-- Problem --
Your response must consist of the listing below, repeated exactly.

-- Entries provided --
★ ★ ★ ★
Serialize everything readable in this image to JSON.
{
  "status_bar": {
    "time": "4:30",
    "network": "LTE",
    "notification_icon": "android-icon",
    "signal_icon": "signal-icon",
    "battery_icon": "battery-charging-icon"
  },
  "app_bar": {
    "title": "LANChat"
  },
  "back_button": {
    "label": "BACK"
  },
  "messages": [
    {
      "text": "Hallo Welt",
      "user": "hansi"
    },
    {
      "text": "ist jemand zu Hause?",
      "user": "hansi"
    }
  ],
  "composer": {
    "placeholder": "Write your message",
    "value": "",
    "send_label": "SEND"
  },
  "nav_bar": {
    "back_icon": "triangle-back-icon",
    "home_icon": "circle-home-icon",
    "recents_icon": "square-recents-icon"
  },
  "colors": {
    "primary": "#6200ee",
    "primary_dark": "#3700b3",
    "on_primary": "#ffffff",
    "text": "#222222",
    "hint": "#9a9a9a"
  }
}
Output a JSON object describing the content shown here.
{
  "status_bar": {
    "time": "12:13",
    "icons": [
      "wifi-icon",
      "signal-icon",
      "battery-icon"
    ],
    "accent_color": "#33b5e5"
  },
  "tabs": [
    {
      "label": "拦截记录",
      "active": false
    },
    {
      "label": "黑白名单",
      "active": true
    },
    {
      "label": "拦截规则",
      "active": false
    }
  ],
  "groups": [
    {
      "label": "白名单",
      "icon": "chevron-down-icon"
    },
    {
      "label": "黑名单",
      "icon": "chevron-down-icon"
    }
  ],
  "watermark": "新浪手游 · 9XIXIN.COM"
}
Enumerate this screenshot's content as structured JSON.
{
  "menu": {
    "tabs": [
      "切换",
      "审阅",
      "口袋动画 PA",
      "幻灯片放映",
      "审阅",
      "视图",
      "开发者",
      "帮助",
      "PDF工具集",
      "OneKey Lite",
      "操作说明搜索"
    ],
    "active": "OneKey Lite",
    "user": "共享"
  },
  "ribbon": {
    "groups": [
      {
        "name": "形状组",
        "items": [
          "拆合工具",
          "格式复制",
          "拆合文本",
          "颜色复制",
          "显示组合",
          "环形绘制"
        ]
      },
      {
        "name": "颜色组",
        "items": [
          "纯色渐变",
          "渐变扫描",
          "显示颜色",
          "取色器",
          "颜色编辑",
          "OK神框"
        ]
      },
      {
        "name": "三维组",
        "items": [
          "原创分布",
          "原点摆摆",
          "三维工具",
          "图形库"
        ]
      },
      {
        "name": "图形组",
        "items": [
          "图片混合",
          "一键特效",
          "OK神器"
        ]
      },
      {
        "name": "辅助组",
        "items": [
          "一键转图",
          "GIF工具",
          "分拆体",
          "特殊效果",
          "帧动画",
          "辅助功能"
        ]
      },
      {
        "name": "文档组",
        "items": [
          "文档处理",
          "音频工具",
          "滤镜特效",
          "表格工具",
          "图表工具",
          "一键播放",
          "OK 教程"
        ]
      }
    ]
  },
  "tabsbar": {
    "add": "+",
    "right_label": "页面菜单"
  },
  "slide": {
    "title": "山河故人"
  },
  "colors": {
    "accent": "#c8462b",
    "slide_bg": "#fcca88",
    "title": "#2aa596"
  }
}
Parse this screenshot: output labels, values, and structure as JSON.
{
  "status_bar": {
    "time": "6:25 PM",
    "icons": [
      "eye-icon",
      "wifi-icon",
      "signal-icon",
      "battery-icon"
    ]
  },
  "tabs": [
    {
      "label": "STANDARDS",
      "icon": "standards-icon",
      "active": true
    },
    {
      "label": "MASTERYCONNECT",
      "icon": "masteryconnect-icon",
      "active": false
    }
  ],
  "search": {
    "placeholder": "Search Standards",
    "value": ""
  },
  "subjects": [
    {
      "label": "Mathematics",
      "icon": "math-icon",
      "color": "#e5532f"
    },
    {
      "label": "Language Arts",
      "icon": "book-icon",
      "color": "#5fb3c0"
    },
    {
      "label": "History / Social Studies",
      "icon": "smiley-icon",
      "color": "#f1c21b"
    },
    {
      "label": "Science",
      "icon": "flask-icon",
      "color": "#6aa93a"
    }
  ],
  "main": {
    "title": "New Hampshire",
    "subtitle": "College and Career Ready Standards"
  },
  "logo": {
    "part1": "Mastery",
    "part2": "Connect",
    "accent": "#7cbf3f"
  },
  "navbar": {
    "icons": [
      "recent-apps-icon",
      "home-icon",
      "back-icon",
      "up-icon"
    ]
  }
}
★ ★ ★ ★
-- Your response --
Serialize everything readable in this image to JSON.
{
  "status_bar": {
    "time": "4:30",
    "network": "LTE",
    "notification_icon": "android-icon",
    "signal_icon": "signal-icon",
    "battery_icon": "battery-charging-icon"
  },
  "app_bar": {
    "title": "LANChat"
  },
  "back_button": {
    "label": "BACK"
  },
  "messages": [
    {
      "text": "Hallo Welt",
      "user": "hansi"
    },
    {
      "text": "ist jemand zu Hause?",
      "user": "hansi"
    }
  ],
  "composer": {
    "placeholder": "Write your message",
    "value": "",
    "send_label": "SEND"
  },
  "nav_bar": {
    "back_icon": "triangle-back-icon",
    "home_icon": "circle-home-icon",
    "recents_icon": "square-recents-icon"
  },
  "colors": {
    "primary": "#6200ee",
    "primary_dark": "#3700b3",
    "on_primary": "#ffffff",
    "text": "#222222",
    "hint": "#9a9a9a"
  }
}
Output a JSON object describing the content shown here.
{
  "status_bar": {
    "time": "12:13",
    "icons": [
      "wifi-icon",
      "signal-icon",
      "battery-icon"
    ],
    "accent_color": "#33b5e5"
  },
  "tabs": [
    {
      "label": "拦截记录",
      "active": false
    },
    {
      "label": "黑白名单",
      "active": true
    },
    {
      "label": "拦截规则",
      "active": false
    }
  ],
  "groups": [
    {
      "label": "白名单",
      "icon": "chevron-down-icon"
    },
    {
      "label": "黑名单",
      "icon": "chevron-down-icon"
    }
  ],
  "watermark": "新浪手游 · 9XIXIN.COM"
}
Enumerate this screenshot's content as structured JSON.
{
  "menu": {
    "tabs": [
      "切换",
      "审阅",
      "口袋动画 PA",
      "幻灯片放映",
      "审阅",
      "视图",
      "开发者",
      "帮助",
      "PDF工具集",
      "OneKey Lite",
      "操作说明搜索"
    ],
    "active": "OneKey Lite",
    "user": "共享"
  },
  "ribbon": {
    "groups": [
      {
        "name": "形状组",
        "items": [
          "拆合工具",
          "格式复制",
          "拆合文本",
          "颜色复制",
          "显示组合",
          "环形绘制"
        ]
      },
      {
        "name": "颜色组",
        "items": [
          "纯色渐变",
          "渐变扫描",
          "显示颜色",
          "取色器",
          "颜色编辑",
          "OK神框"
        ]
      },
      {
        "name": "三维组",
        "items": [
          "原创分布",
          "原点摆摆",
          "三维工具",
          "图形库"
        ]
      },
      {
        "name": "图形组",
        "items": [
          "图片混合",
          "一键特效",
          "OK神器"
        ]
      },
      {
        "name": "辅助组",
        "items": [
          "一键转图",
          "GIF工具",
          "分拆体",
          "特殊效果",
          "帧动画",
          "辅助功能"
        ]
      },
      {
        "name": "文档组",
        "items": [
          "文档处理",
          "音频工具",
          "滤镜特效",
          "表格工具",
          "图表工具",
          "一键播放",
          "OK 教程"
        ]
      }
    ]
  },
  "tabsbar": {
    "add": "+",
    "right_label": "页面菜单"
  },
  "slide": {
    "title": "山河故人"
  },
  "colors": {
    "accent": "#c8462b",
    "slide_bg": "#fcca88",
    "title": "#2aa596"
  }
}
Parse this screenshot: output labels, values, and structure as JSON.
{
  "status_bar": {
    "time": "6:25 PM",
    "icons": [
      "eye-icon",
      "wifi-icon",
      "signal-icon",
      "battery-icon"
    ]
  },
  "tabs": [
    {
      "label": "STANDARDS",
      "icon": "standards-icon",
      "active": true
    },
    {
      "label": "MASTERYCONNECT",
      "icon": "masteryconnect-icon",
      "active": false
    }
  ],
  "search": {
    "placeholder": "Search Standards",
    "value": ""
  },
  "subjects": [
    {
      "label": "Mathematics",
      "icon": "math-icon",
      "color": "#e5532f"
    },
    {
      "label": "Language Arts",
      "icon": "book-icon",
      "color": "#5fb3c0"
    },
    {
      "label": "History / Social Studies",
      "icon": "smiley-icon",
      "color": "#f1c21b"
    },
    {
      "label": "Science",
      "icon": "flask-icon",
      "color": "#6aa93a"
    }
  ],
  "main": {
    "title": "New Hampshire",
    "subtitle": "College and Career Ready Standards"
  },
  "logo": {
    "part1": "Mastery",
    "part2": "Connect",
    "accent": "#7cbf3f"
  },
  "navbar": {
    "icons": [
      "recent-apps-icon",
      "home-icon",
      "back-icon",
      "up-icon"
    ]
  }
}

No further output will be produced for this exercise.